  • Ads will be intermittently shown between videos, which will autoplay unless users select otherwise.
  • By taking users to a separate window, Facebook is ensuring that users who engage with the button aren’t distracted by the Newsfeed. This will likely increase the number of videos Facebook’s users view, which will have an effect on the click-through-rates and impression rates of its videos.
  • The feature is likely trying to act as a precursor to Facebook’s upcoming standalone video portal, which is expected to launch in 2016.

Live streaming for brands:

  • Facebook is allowing verified brands on its Pages site to live stream to their pages. Page users tap a “Publish” button and select “Live Video” at which point the video will begin after a brief opportunity for an introduction.
  • Facebook Pages will offer metrics so brands can follow how many viewers are tuned in. For the moment live streaming will only be available on Facebook for iOS.

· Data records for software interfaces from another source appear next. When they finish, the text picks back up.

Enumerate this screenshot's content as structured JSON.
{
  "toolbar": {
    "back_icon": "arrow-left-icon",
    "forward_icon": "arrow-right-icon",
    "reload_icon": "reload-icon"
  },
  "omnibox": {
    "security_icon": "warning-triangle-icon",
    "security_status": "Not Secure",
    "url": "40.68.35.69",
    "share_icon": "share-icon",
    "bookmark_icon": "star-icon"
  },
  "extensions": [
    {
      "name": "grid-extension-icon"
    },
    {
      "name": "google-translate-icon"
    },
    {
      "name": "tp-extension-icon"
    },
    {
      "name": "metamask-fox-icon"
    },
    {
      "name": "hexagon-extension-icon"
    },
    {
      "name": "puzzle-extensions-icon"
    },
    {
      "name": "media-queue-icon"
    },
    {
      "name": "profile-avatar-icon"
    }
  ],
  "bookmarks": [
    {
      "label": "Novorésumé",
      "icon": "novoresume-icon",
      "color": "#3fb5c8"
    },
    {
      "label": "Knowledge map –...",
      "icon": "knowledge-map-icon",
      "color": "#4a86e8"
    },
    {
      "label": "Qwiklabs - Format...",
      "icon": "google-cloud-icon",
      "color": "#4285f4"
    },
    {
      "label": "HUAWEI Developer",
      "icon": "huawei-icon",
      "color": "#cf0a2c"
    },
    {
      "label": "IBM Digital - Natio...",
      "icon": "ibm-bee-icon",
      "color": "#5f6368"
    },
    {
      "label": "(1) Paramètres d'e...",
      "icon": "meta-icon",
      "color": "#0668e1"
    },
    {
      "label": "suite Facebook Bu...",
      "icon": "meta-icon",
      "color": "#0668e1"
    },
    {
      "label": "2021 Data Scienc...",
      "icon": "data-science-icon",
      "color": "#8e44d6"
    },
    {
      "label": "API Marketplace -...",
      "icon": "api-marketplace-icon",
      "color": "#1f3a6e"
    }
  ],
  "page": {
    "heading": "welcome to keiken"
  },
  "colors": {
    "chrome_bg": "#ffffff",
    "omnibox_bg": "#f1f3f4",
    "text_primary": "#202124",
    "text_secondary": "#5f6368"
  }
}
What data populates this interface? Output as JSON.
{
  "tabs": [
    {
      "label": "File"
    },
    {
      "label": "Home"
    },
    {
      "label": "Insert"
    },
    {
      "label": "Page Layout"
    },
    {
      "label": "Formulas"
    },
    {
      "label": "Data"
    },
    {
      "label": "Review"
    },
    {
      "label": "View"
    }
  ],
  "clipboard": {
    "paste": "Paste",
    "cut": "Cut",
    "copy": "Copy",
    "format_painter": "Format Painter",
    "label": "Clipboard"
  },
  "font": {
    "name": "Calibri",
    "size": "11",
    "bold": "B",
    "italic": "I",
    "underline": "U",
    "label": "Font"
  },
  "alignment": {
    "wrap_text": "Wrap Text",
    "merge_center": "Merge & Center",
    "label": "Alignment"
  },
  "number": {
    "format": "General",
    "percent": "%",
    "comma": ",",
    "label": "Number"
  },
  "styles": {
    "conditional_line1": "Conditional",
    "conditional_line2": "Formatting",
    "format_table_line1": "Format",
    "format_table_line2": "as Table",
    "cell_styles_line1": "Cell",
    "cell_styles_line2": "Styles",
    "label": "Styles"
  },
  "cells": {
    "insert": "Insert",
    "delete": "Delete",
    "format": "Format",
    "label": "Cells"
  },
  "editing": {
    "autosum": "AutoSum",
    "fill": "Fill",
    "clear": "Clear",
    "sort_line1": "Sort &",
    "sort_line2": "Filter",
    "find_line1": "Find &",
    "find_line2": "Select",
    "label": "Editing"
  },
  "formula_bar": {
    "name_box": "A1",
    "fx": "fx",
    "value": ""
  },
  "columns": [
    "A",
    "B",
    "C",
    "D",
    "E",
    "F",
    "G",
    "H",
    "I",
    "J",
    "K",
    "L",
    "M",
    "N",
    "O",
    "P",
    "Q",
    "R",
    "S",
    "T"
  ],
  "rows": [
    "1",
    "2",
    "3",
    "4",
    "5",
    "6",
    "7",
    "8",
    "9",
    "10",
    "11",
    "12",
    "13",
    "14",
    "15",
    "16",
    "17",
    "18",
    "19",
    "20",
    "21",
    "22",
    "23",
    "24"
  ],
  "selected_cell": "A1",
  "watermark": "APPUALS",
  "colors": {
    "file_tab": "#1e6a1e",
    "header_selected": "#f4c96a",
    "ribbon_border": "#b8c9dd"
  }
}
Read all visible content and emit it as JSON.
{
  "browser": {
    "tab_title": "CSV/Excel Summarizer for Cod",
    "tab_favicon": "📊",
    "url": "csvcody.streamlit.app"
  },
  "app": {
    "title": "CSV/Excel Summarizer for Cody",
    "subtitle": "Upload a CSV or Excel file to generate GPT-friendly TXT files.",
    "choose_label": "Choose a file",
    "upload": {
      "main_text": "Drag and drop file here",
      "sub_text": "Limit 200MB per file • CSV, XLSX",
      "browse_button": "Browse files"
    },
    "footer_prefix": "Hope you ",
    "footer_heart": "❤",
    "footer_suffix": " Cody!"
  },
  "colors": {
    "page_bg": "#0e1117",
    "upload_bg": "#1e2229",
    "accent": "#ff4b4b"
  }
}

Earlier this year, Facebook said that they expects video to effectively take over the social network in the next couple of years. Considering the rapid increase in both the number of videos published to the site and the daily views that the site experiences, this is a plausible statement.

What surprises us is the playing of intermittent ads, and the autoplay of video. both of which have been shown by industry group surveys to anger users. However, someone who actually goes to a brand page intending to watch a live stream is probably a far better targeted lead than somebody reading her news feed interrupted by a live stream ad.

Streaming video, permitted (for now) only on verified brand pages, will also give an advantage to advertisers with large enough budgets to warrant being verified, Small businesses on Facebook are still out of luck.